WORK REQUEST:
Read each line of the material and note whether it contains "Alternative". Give the number of such lines and nothing else.

EXERCISE MATERIAL:
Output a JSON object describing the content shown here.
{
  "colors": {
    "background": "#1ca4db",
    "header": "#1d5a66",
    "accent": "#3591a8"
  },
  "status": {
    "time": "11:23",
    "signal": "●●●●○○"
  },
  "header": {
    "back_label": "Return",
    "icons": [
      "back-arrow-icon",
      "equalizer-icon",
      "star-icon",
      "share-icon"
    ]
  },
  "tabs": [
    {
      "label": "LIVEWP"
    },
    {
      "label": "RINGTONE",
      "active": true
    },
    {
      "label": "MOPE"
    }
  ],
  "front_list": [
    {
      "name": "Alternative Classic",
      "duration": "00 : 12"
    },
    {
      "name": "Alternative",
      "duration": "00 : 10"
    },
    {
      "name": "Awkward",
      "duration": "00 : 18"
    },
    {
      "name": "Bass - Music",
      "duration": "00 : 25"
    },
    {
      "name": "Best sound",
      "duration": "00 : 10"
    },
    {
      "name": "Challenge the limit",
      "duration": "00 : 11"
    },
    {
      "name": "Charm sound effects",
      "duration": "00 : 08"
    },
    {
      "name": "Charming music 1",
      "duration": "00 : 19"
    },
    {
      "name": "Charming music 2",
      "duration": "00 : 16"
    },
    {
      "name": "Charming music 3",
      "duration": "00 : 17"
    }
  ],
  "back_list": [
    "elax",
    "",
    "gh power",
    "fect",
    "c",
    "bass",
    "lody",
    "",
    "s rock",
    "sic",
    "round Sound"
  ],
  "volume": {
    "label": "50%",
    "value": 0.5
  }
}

OUTPUT FOR THIS EXERCISE:
2